I’m a bit of a gadget hound. I like to try out new things as long as I can justify them somehow in day to day life and use. I also shop a lot at Woot. This means I often find good deals on things like mice, headphones, keyboards, and other such computer accessories. Which I buy, on occasion.
A few months back I purchased the Logitech MX-5000 wireless laser desk set from Woot. I liked a lot of things about it, but the keyboard didn’t sit my hands right, and just “felt wierd.” On top of that, it had issues with Linux compatibility, and since I dual-boot Ubuntu, that was a big problem. So, I tried just the mouse for a bit, but the Bluetooth reception was spotty at best, and I went back to my old Microsoft Wireless Desk Set For Less, which despite its low cost has been extremely durable. I just have always wanted a nicer mouse, and the gaming keyboard features of the MX-5000 prompted me to buy it.
Anyway, that was a bust. Then not long ago, they had the Logitech MX Revolution mouse for sale, which I have heard people I trust swear by. The price was reasonable, so I bought that. I used it for a while but then it, too, had the same Bluetooth reception issues. I switched back to the Microsoft mouse but missed the ergonomic feel of the Revolution, as well as the extra buttons (handy for gaming, web surfing, and coding too!), and decided to figure out what was wrong with it in order to fix it.
Let me start by saying that Bluetooth is a horrible, evil technology. Its existence is proof of the existence Satan, much as the existence of Claim Jumper is proof of the existence of a kind and loving God. I did not want to work with it. For one, it operates on the same 2.4GHz band as, well, everything else that anyone has ever made to be wireless. This makes interference a real pain. Also, it has really screwed up functionality in Windows – more on that later. Third, it’s much more finicky than most wireless setups – note that my Microsoft keyboard and mouse were also wireless, and never had a problem at all.
I set out to eliminate as much possible interference as possible. Living in an apartment complex means I will have it no matter what, but I can reduce it at the very least. First I disabled the wireless broadcast on my router from firmware. Next, I made sure that the mouse was only a few feet from the computer – this required me to move the computer from where it currently was. Last, I took care to move the power strip as far out of the way of the wireless as I could. I plugged everything back in, and while it said I was getting good reception, the mouse was “sticky” and unresponsive.
So I looked at the software. I uninstalled all Logitech and Microsoft wireless software and drivers and then made a fresh install of the latest version of SetPoint from Logitech’s web site.
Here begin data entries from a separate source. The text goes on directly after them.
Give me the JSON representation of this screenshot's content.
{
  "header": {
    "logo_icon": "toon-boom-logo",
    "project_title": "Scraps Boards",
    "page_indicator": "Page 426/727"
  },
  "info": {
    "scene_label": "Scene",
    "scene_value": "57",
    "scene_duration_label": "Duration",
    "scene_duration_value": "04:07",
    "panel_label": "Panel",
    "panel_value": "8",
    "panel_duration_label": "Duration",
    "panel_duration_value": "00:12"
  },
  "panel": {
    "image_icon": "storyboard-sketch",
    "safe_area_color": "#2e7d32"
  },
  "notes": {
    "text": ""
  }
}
No improvement. This is where Google came to my aid. I discovered that the Microsoft implementation of Bluetooth pretty much sucks on a level roughly on par with Lawrence Tynes’ performance on Sunday, so my best bet was going to be finding a new Bluetooth manager. Logitech seemed the easy and obvious solution, so off I went. After installation, reboot, and configuration – the mouse works great. (Knock on wood.) So, while Logitech’s keyboard still sucks, their Revolution mouse is currently emanating awesome from my desk, and I’m back to being happy with my setup.
That is, until I start looking at widescreen monitors. Sigh…